The "Internal" systems have common physical denominators

by Mike Sigman

"Receive the earth's strength," is the way Cheng Man-Ching referred to the powers which have their basis in peng (the ground-vector strength) through a constantly connected body.

Learning to constantly propagate peng to all parts of the body gives great strength and increases the qi. A primitive porter relaxedly carrying a load on his head is employing peng linearly from head to foot. In the internal arts, we train to propagate that available force through the whole body, limbs and exterior surfaces included. By keeping the body connected as a whole, like an amoeba, we can induce all body motions with that ground strength.

With the use of peng and whole-body motion, the force will come through the legs, be directed by the waist, and usually be expressed through our arms and hands. Oddly, as our use of this power increases, so will the manifestation of qi phenomena.

[basic peng practice]To begin peng training, let someone push against your forearm (as in the drawing) while you keep your shoulder mildly hyper-extended and your lower back relaxed.

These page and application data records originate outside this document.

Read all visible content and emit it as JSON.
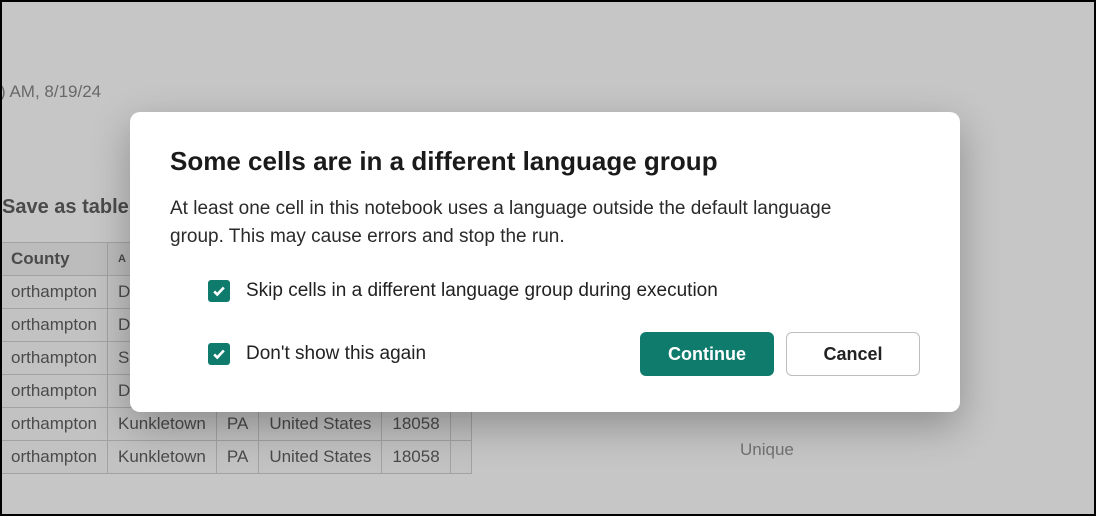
{
  "background": {
    "timestamp_partial": ") AM, 8/19/24",
    "save_as_label": "Save as table",
    "unique_label": "Unique",
    "table": {
      "headers": [
        "County",
        "A",
        "",
        "",
        "",
        ""
      ],
      "rows": [
        [
          "orthampton",
          "D",
          "",
          "",
          "",
          ""
        ],
        [
          "orthampton",
          "D",
          "",
          "",
          "",
          ""
        ],
        [
          "orthampton",
          "S",
          "",
          "",
          "",
          ""
        ],
        [
          "orthampton",
          "D",
          "",
          "",
          "",
          ""
        ],
        [
          "orthampton",
          "Kunkletown",
          "PA",
          "United States",
          "18058",
          ""
        ],
        [
          "orthampton",
          "Kunkletown",
          "PA",
          "United States",
          "18058",
          ""
        ]
      ]
    }
  },
  "dialog": {
    "title": "Some cells are in a different language group",
    "description": "At least one cell in this notebook uses a language outside the default language group. This may cause errors and stop the run.",
    "skip_checkbox": {
      "checked": true,
      "label": "Skip cells in a different language group during execution"
    },
    "dont_show_checkbox": {
      "checked": true,
      "label": "Don't show this again"
    },
    "continue_label": "Continue",
    "cancel_label": "Cancel"
  }
}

You have to feel and build a curved path from where they are pushing against your arm, through your back, and down the rear leg. Let them compress you, don't extend outward... try to relax around this ground-path as much as possible. The knees and waist should be able to wiggle easily while your partner is still feeling the ground-path.

Try retreating downward while maintaining the ground path (peng). Without using any shoulder or arm tension, straighten directly toward your partner... relaxedly straightening into their push.

Notice that the slight hyper-extension of the shoulder not only allows for the easiest propagation of the ground path, but also connects (by extension) the arm to the back.

[basic standing with peng]With practice, you can hold this position and will the ground-path to appear and disappear; very slight body adjustments will probably have to be made at first. Great progress can be made after this is understood.

Body position and angles are important in the propagation of the peng-strength, while using very little muscular effort. This is why it is sometimes said that "internal strength" is the study of angles, on the physical side.

Places to go from here:

bulletTable of Contents for this issue
bulletPeng Article Index

Copyright Watercourse Publishing 1993; All Rights Reserved.

Page maintained by Ian Young; last change June 11, 2000.